Transplant your Lotus Now !

Aquatic plants, such as lotus can be stunningly beautiful, especially relative to the minimal time and care they take to grow.
After 2 or 3 seasons of growth in the same container most aquatic plants begin to show signs of constraint, in particular less frequent blooming. This is overcome by transplanting the rhizome or tuber into fresh soil. Most aquatic plants will bloom their very best the first season after transplanting.
The good news about lotus is they will maintain their performance a little longer and only need transplanting every 3 to 5 seasons. The timing for this task is critical though. Unlike waterlilies and bog plants which can survive transplanting from early spring to late summer, lotus must be transplanted starting now (March) to mid -April in the mid-Atlantic region and south. Folks to the north can wait a little longer. They must be transplanted while in their dormant "tuber" stage.
If you wait too long and they have progressed too far from dormancy than the survival rate goes down dramatically.
Here's a quick "How to Divide and Transplant your Lotus":
Remove your lotus from the pond. Brrrrr! Much better with water garden gloves!
Remove the lotus from it's container taking care not to break any exposed growth tips.
Slowly remove the soil from the tubers...careful they are a bit fragile.
Cut to remove individual tubers. There are usually plenty to grow and trade with friends!
Replant, start in shallow water, allow to start, move to 4-6" water over top, fertilize.
Enjoy a reinvigorated, beautiful summer plant that nearly always blooms the first season!

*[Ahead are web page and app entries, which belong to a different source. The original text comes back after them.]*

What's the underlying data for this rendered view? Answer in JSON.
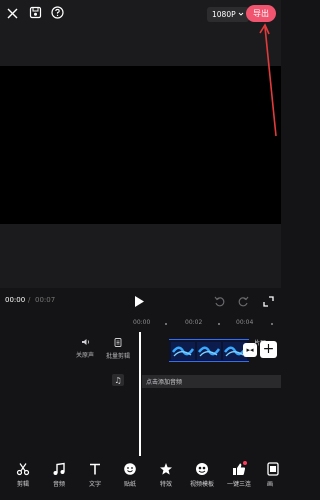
{
  "header": {
    "resolution": "1080P",
    "export_label": "导出"
  },
  "player": {
    "current_time": "00:00",
    "separator": "/",
    "total_time": "00:07"
  },
  "timeline": {
    "ruler": [
      "00:00",
      "00:02",
      "00:04"
    ],
    "tools": [
      {
        "label": "关原声",
        "icon": "speaker-icon"
      },
      {
        "label": "批量剪辑",
        "icon": "batch-edit-icon"
      }
    ],
    "tail_label": "片尾",
    "add_audio_label": "点击添加音频"
  },
  "toolbar": {
    "items": [
      {
        "label": "剪辑",
        "icon": "scissors-icon"
      },
      {
        "label": "音频",
        "icon": "music-note-icon"
      },
      {
        "label": "文字",
        "icon": "text-icon"
      },
      {
        "label": "贴纸",
        "icon": "sticker-icon"
      },
      {
        "label": "特效",
        "icon": "effects-star-icon"
      },
      {
        "label": "视频模板",
        "icon": "template-icon"
      },
      {
        "label": "一键三连",
        "icon": "thumbs-up-icon"
      },
      {
        "label": "画",
        "icon": "canvas-icon"
      }
    ]
  },
  "colors": {
    "accent": "#f0546e",
    "clip_border": "#2f6fff",
    "background": "#141416"
  }
}
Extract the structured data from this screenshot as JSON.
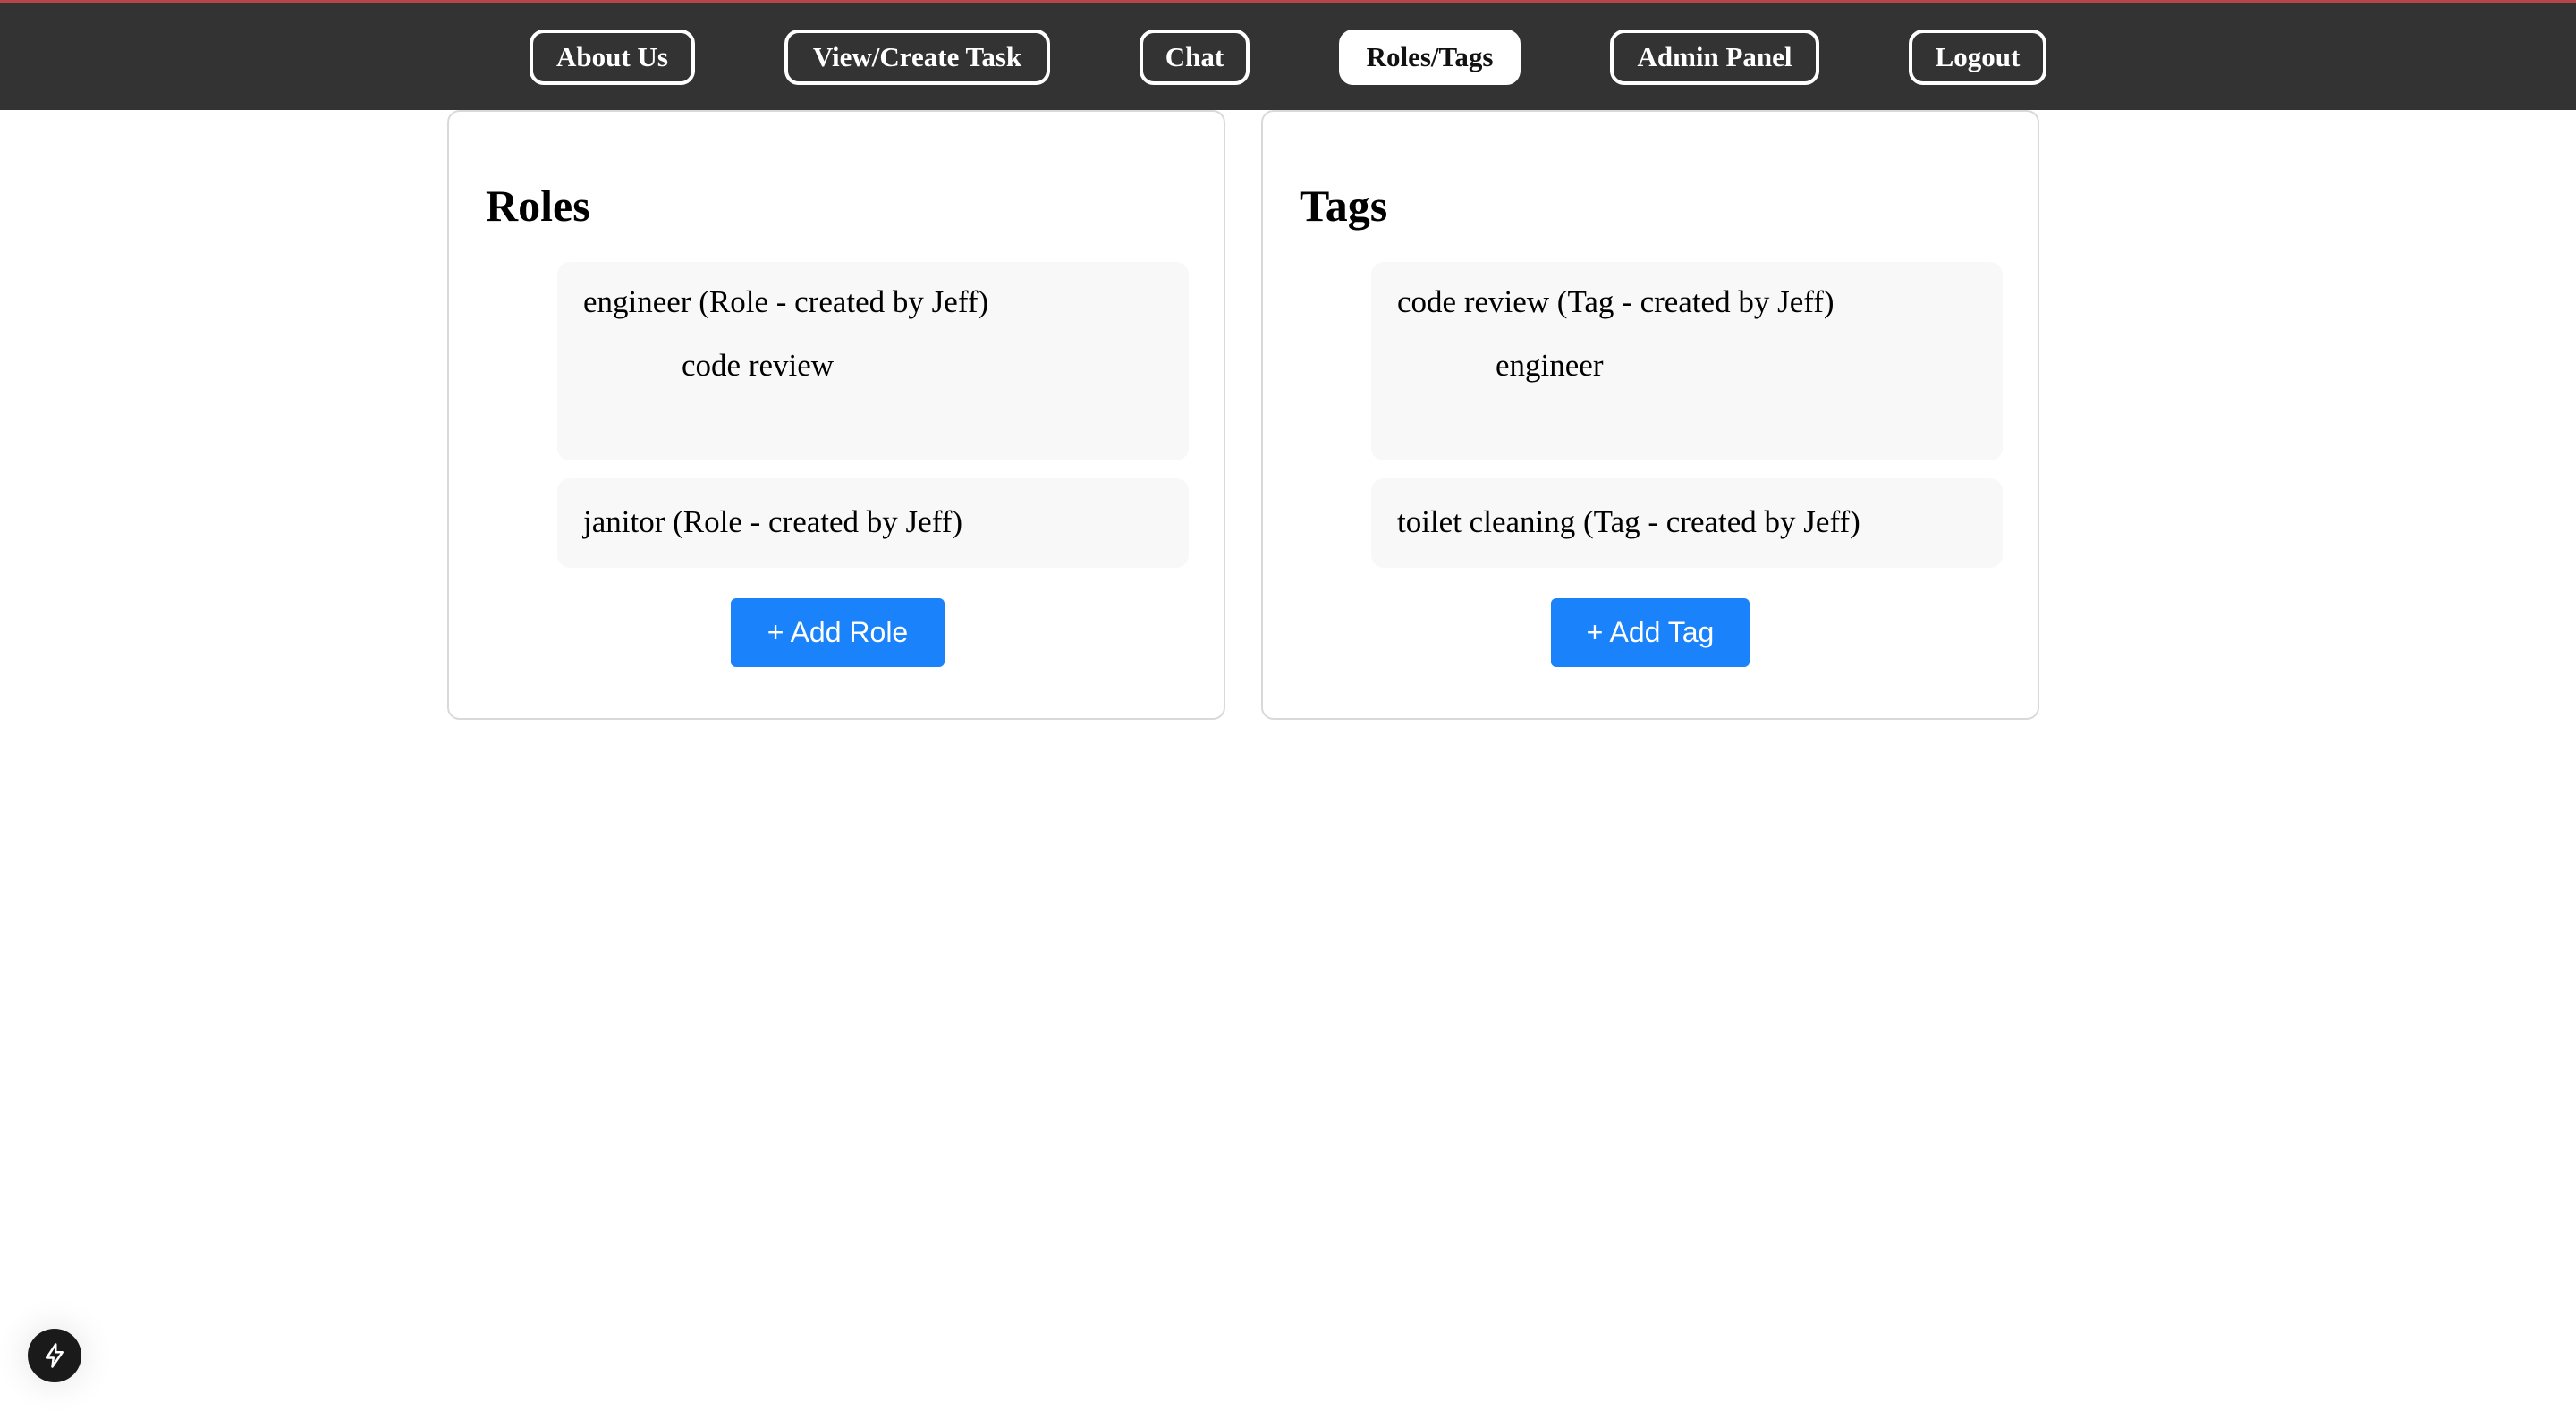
{
  "nav": {
    "items": [
      {
        "label": "About Us",
        "active": false
      },
      {
        "label": "View/Create Task",
        "active": false
      },
      {
        "label": "Chat",
        "active": false
      },
      {
        "label": "Roles/Tags",
        "active": true
      },
      {
        "label": "Admin Panel",
        "active": false
      },
      {
        "label": "Logout",
        "active": false
      }
    ]
  },
  "roles": {
    "title": "Roles",
    "items": [
      {
        "label": "engineer (Role - created by Jeff)",
        "sub": "code review"
      },
      {
        "label": "janitor (Role - created by Jeff)",
        "sub": ""
      }
    ],
    "add_label": "+ Add Role"
  },
  "tags": {
    "title": "Tags",
    "items": [
      {
        "label": "code review (Tag - created by Jeff)",
        "sub": "engineer"
      },
      {
        "label": "toilet cleaning (Tag - created by Jeff)",
        "sub": ""
      }
    ],
    "add_label": "+ Add Tag"
  },
  "colors": {
    "navbar_bg": "#333333",
    "accent": "#1a82fb",
    "item_bg": "#f8f8f8",
    "panel_border": "#d9d9d9"
  },
  "icons": {
    "dev_indicator": "lightning-bolt-icon"
  }
}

1 comment:

  1. Hi, I had grown a lotus from seed in a shallow pot much like what is in the picture. It started getting buds, 2 at a time, but as they grew bigger the stalk would droop and the bud would not open out fully. Would be grateful for any tips.

    Thank you.